Data for the task:
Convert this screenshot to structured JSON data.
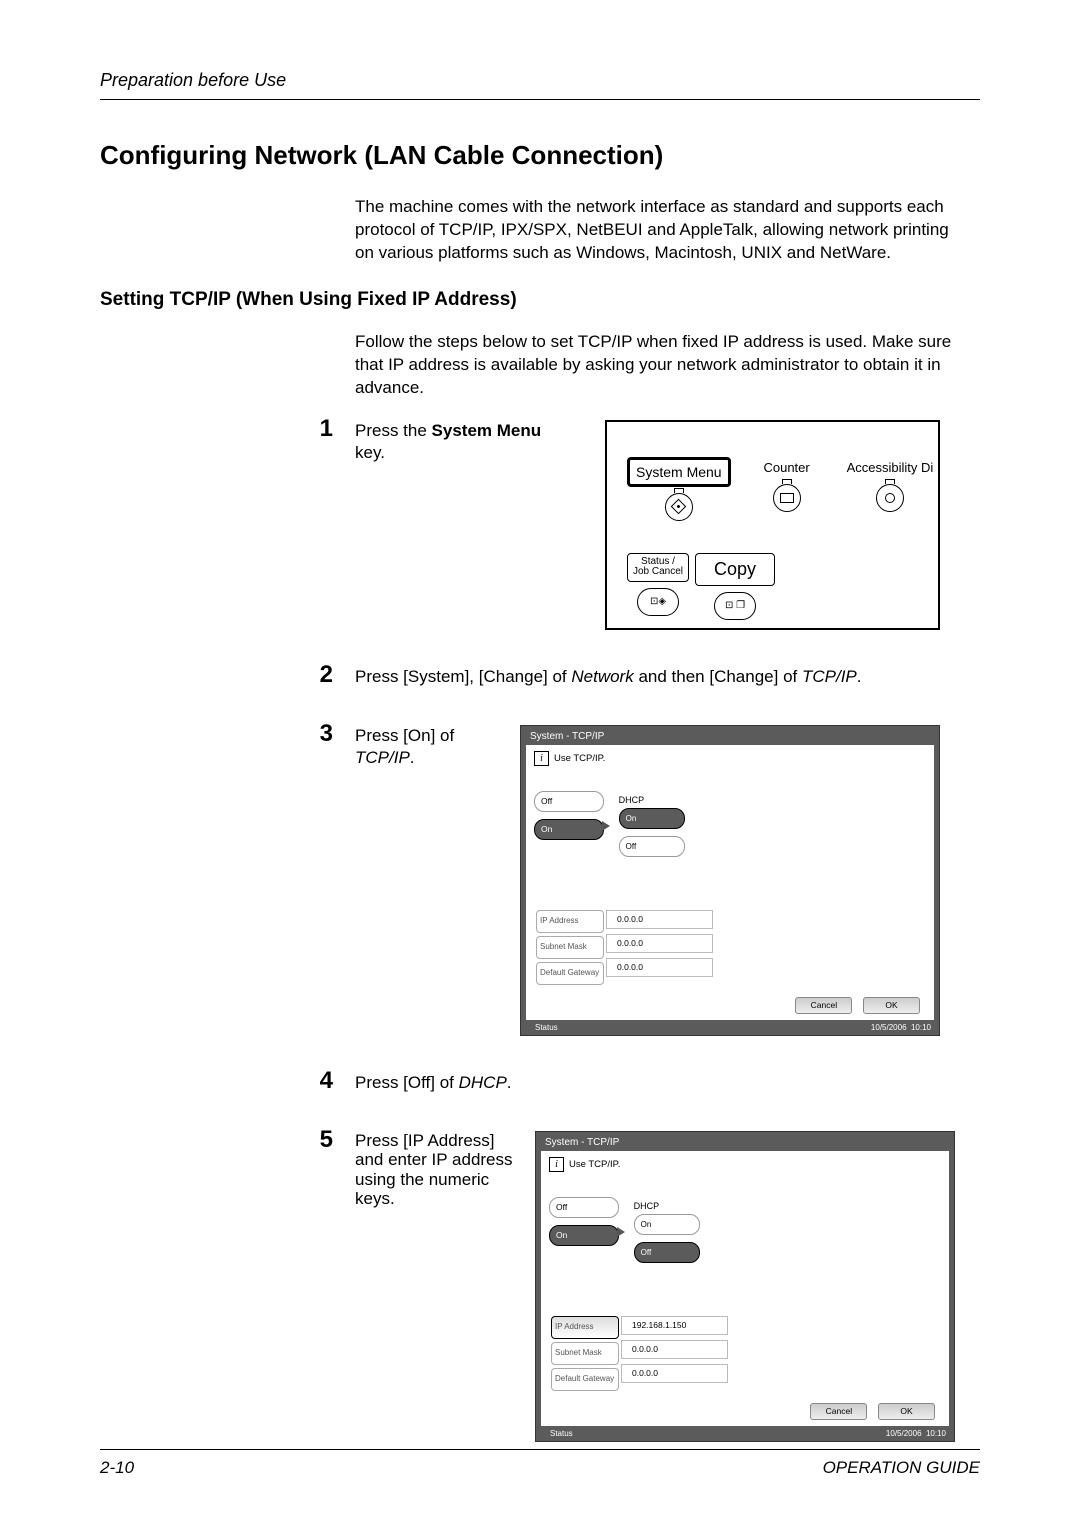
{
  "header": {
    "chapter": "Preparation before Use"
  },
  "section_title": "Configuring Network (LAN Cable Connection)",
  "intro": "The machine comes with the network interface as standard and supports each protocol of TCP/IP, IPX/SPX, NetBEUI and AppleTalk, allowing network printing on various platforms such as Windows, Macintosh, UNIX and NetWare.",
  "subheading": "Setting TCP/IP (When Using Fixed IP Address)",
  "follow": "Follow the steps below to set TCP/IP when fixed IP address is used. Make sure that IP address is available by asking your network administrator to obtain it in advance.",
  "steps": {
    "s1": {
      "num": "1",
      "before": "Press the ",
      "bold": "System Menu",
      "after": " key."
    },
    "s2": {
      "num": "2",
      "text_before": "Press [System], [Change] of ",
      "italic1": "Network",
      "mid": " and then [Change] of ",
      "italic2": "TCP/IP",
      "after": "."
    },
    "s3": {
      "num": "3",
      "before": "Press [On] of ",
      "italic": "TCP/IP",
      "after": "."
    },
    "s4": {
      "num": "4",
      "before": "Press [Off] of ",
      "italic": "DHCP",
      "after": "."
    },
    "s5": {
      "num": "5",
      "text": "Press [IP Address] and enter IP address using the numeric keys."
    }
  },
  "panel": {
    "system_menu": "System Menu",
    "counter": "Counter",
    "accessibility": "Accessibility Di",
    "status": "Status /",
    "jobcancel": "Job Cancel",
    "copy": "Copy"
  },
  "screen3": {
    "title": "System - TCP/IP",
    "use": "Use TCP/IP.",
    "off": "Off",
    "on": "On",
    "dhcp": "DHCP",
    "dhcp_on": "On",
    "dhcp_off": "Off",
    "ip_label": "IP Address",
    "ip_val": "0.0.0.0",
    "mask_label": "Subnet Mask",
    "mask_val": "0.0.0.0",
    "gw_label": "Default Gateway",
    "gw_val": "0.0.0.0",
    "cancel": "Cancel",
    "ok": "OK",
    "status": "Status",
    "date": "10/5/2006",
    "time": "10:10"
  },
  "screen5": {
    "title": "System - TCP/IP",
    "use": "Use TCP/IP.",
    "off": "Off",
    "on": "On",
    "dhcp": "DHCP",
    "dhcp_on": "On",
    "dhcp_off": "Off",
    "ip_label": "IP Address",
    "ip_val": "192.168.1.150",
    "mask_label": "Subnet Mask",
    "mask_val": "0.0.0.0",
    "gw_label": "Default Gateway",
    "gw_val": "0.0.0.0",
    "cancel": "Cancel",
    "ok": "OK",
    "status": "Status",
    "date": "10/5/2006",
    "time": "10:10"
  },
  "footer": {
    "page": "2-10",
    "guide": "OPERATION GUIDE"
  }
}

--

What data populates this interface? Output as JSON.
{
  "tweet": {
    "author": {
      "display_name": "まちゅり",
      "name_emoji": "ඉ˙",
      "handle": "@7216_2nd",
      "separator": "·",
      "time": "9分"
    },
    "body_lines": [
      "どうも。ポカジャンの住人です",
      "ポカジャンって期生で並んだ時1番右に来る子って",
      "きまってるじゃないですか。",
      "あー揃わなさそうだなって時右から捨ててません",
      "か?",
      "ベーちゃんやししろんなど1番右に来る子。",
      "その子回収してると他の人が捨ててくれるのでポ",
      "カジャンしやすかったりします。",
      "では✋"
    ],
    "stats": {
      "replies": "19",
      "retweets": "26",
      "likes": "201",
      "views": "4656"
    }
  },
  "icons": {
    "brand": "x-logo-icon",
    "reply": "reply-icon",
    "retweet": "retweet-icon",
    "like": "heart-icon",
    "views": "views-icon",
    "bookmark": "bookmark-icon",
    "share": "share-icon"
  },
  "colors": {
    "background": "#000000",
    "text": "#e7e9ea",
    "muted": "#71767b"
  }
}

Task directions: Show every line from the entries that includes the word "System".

Output below:
      "bold": "System Menu",
      "text_before": "Press [System], [Change] of ",
    "system_menu": "System Menu",
    "title": "System - TCP/IP",
    "title": "System - TCP/IP",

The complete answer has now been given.